## Your goal
The answer must be every line below that holds the word "Accept".

(Web page and app entries)
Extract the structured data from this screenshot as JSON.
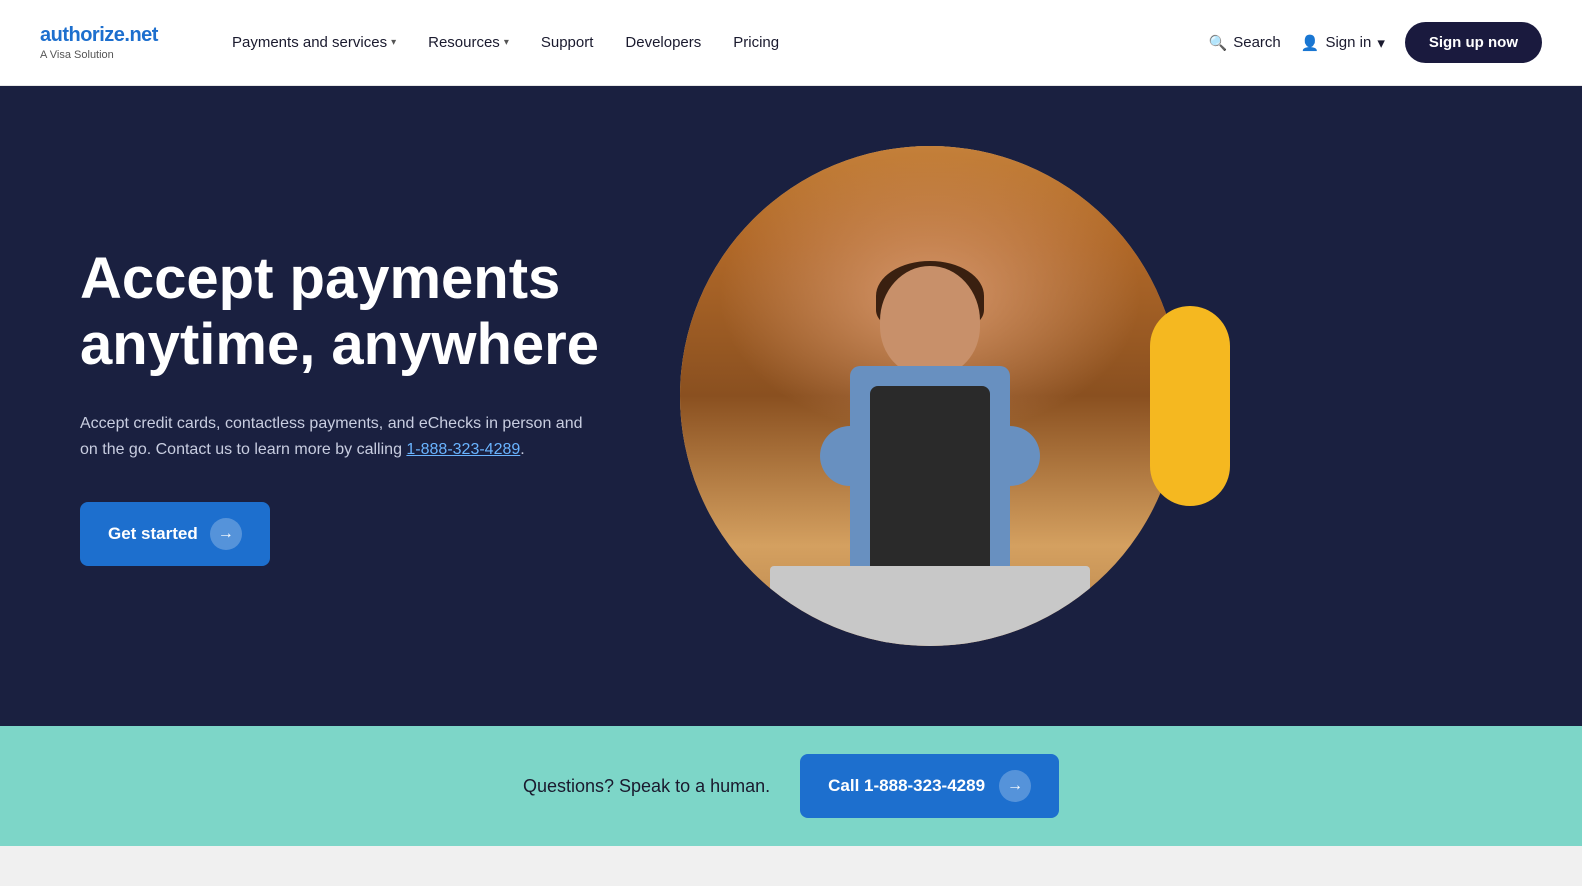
{
  "brand": {
    "name_part1": "authorize",
    "name_dot": ".",
    "name_part2": "net",
    "tagline": "A Visa Solution"
  },
  "nav": {
    "payments_label": "Payments and services",
    "resources_label": "Resources",
    "support_label": "Support",
    "developers_label": "Developers",
    "pricing_label": "Pricing",
    "search_label": "Search",
    "signin_label": "Sign in",
    "signup_label": "Sign up now"
  },
  "hero": {
    "title": "Accept payments anytime, anywhere",
    "description_prefix": "Accept credit cards, contactless payments, and eChecks in person and on the go. Contact us to learn more by calling ",
    "phone": "1-888-323-4289",
    "description_suffix": ".",
    "cta_label": "Get started",
    "arrow": "→"
  },
  "banner": {
    "text": "Questions? Speak to a human.",
    "cta_label": "Call 1-888-323-4289",
    "arrow": "→"
  }
}
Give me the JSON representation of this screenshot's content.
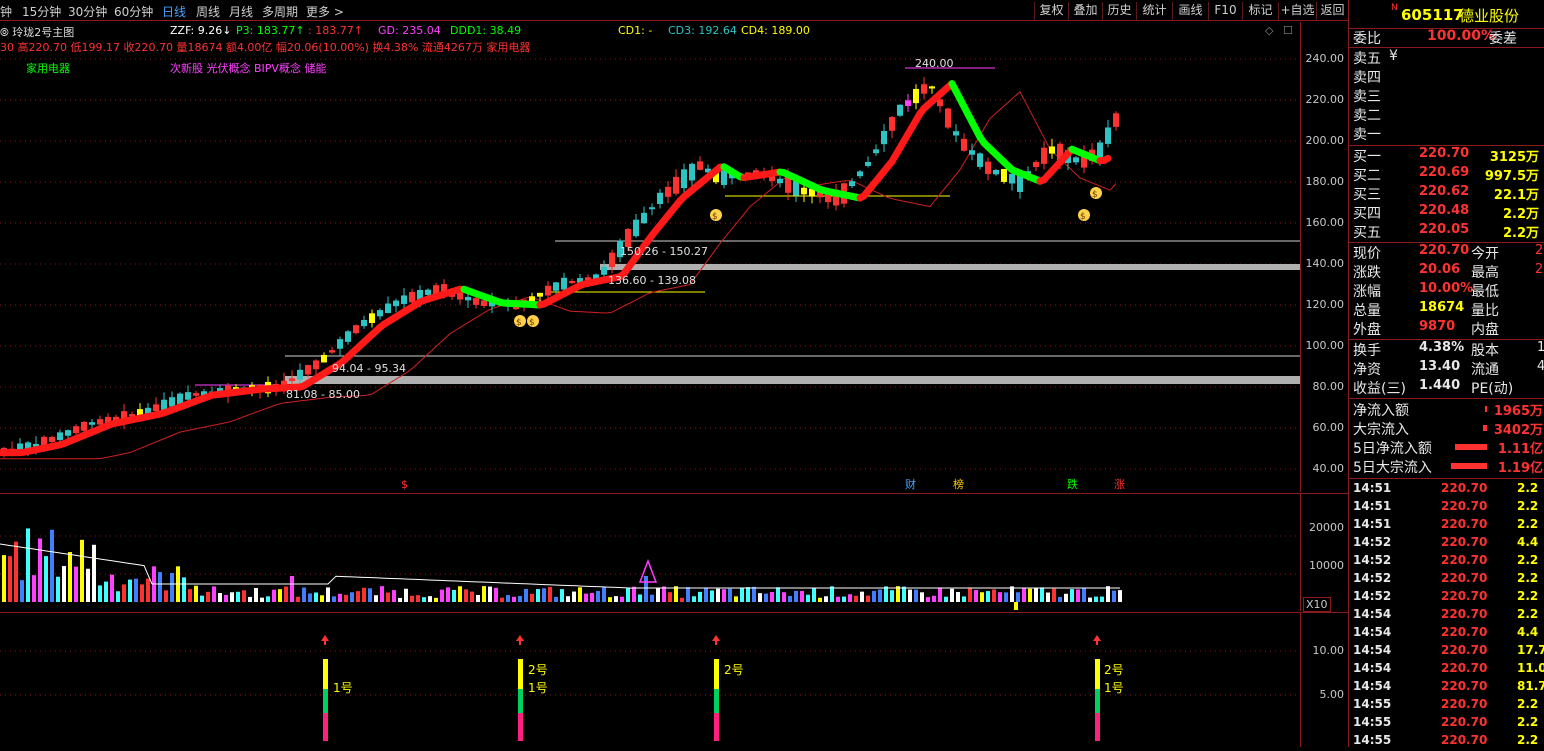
{
  "toolbar": {
    "periods": [
      {
        "label": "钟"
      },
      {
        "label": "15分钟"
      },
      {
        "label": "30分钟"
      },
      {
        "label": "60分钟"
      },
      {
        "label": "日线"
      },
      {
        "label": "周线"
      },
      {
        "label": "月线"
      },
      {
        "label": "多周期"
      },
      {
        "label": "更多 >"
      }
    ],
    "active_period": "日线",
    "buttons": [
      "复权",
      "叠加",
      "历史",
      "统计",
      "画线",
      "F10",
      "标记",
      "+自选",
      "返回"
    ]
  },
  "chart_header": {
    "title": "玲珑2号主图",
    "zzf": "ZZF: 9.26↓",
    "p3": "P3: 183.77↑",
    "p3b": ": 183.77↑",
    "gd": "GD: 235.04",
    "ddd1": "DDD1: 38.49",
    "cd1": "CD1: -",
    "cd3": "CD3: 192.64",
    "cd4": "CD4: 189.00",
    "info_line": "30 高220.70 低199.17 收220.70 量18674 额4.00亿 幅20.06(10.00%) 换4.38% 流通4267万 家用电器",
    "sector": "家用电器",
    "concepts": "次新股 光伏概念 BIPV概念 储能"
  },
  "price_axis": [
    "240.00",
    "220.00",
    "200.00",
    "180.00",
    "160.00",
    "140.00",
    "120.00",
    "100.00",
    "80.00",
    "60.00",
    "40.00"
  ],
  "volume_axis": [
    "20000",
    "10000"
  ],
  "volume_unit": "X10",
  "signal_axis": [
    "10.00",
    "5.00"
  ],
  "annotations": {
    "high_label": "240.00",
    "zones": [
      "150.26 - 150.27",
      "136.60 - 139.08",
      "94.04 - 95.34",
      "81.08 - 85.00"
    ],
    "events": [
      "$",
      "财",
      "榜",
      "跌",
      "涨"
    ]
  },
  "signals": [
    {
      "labels": [
        "1号"
      ]
    },
    {
      "labels": [
        "2号",
        "1号"
      ]
    },
    {
      "labels": [
        "2号"
      ]
    },
    {
      "labels": [
        "2号",
        "1号"
      ]
    }
  ],
  "stock": {
    "code": "605117",
    "name": "德业股份",
    "badge": "N"
  },
  "order_book": {
    "weibi_label": "委比",
    "weibi": "100.00%",
    "weicha_label": "委差",
    "sell": [
      {
        "label": "卖五",
        "price": "¥",
        "vol": ""
      },
      {
        "label": "卖四",
        "price": "",
        "vol": ""
      },
      {
        "label": "卖三",
        "price": "",
        "vol": ""
      },
      {
        "label": "卖二",
        "price": "",
        "vol": ""
      },
      {
        "label": "卖一",
        "price": "",
        "vol": ""
      }
    ],
    "buy": [
      {
        "label": "买一",
        "price": "220.70",
        "vol": "3125万"
      },
      {
        "label": "买二",
        "price": "220.69",
        "vol": "997.5万"
      },
      {
        "label": "买三",
        "price": "220.62",
        "vol": "22.1万"
      },
      {
        "label": "买四",
        "price": "220.48",
        "vol": "2.2万"
      },
      {
        "label": "买五",
        "price": "220.05",
        "vol": "2.2万"
      }
    ]
  },
  "quote": [
    {
      "l1": "现价",
      "v1": "220.70",
      "l2": "今开",
      "v2": "2"
    },
    {
      "l1": "涨跌",
      "v1": "20.06",
      "l2": "最高",
      "v2": "2"
    },
    {
      "l1": "涨幅",
      "v1": "10.00%",
      "l2": "最低",
      "v2": ""
    },
    {
      "l1": "总量",
      "v1": "18674",
      "l2": "量比",
      "v2": ""
    },
    {
      "l1": "外盘",
      "v1": "9870",
      "l2": "内盘",
      "v2": ""
    }
  ],
  "fundamentals": [
    {
      "l1": "换手",
      "v1": "4.38%",
      "l2": "股本",
      "v2": "1"
    },
    {
      "l1": "净资",
      "v1": "13.40",
      "l2": "流通",
      "v2": "4"
    },
    {
      "l1": "收益(三)",
      "v1": "1.440",
      "l2": "PE(动)",
      "v2": ""
    }
  ],
  "flows": [
    {
      "label": "净流入额",
      "value": "1965万",
      "bar": 0.06
    },
    {
      "label": "大宗流入",
      "value": "3402万",
      "bar": 0.1
    },
    {
      "label": "5日净流入额",
      "value": "1.11亿",
      "bar": 0.8
    },
    {
      "label": "5日大宗流入",
      "value": "1.19亿",
      "bar": 0.9
    }
  ],
  "ticks": [
    {
      "time": "14:51",
      "price": "220.70",
      "vol": "2.2"
    },
    {
      "time": "14:51",
      "price": "220.70",
      "vol": "2.2"
    },
    {
      "time": "14:51",
      "price": "220.70",
      "vol": "2.2"
    },
    {
      "time": "14:52",
      "price": "220.70",
      "vol": "4.4"
    },
    {
      "time": "14:52",
      "price": "220.70",
      "vol": "2.2"
    },
    {
      "time": "14:52",
      "price": "220.70",
      "vol": "2.2"
    },
    {
      "time": "14:52",
      "price": "220.70",
      "vol": "2.2"
    },
    {
      "time": "14:54",
      "price": "220.70",
      "vol": "2.2"
    },
    {
      "time": "14:54",
      "price": "220.70",
      "vol": "4.4"
    },
    {
      "time": "14:54",
      "price": "220.70",
      "vol": "17.7"
    },
    {
      "time": "14:54",
      "price": "220.70",
      "vol": "11.0"
    },
    {
      "time": "14:54",
      "price": "220.70",
      "vol": "81.7"
    },
    {
      "time": "14:55",
      "price": "220.70",
      "vol": "2.2"
    },
    {
      "time": "14:55",
      "price": "220.70",
      "vol": "2.2"
    },
    {
      "time": "14:55",
      "price": "220.70",
      "vol": "2.2"
    }
  ],
  "colors": {
    "up": "#ff3232",
    "down": "#2ec4c4",
    "yellow": "#ffff00",
    "green": "#00ff00",
    "magenta": "#ff40ff",
    "grid": "#8b1a1a"
  }
}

## Response
    "title": "Accept payments anytime, anywhere",
    "description_prefix": "Accept credit cards, contactless payments, and eChecks in person and on the go. Contact us to learn more by calling ",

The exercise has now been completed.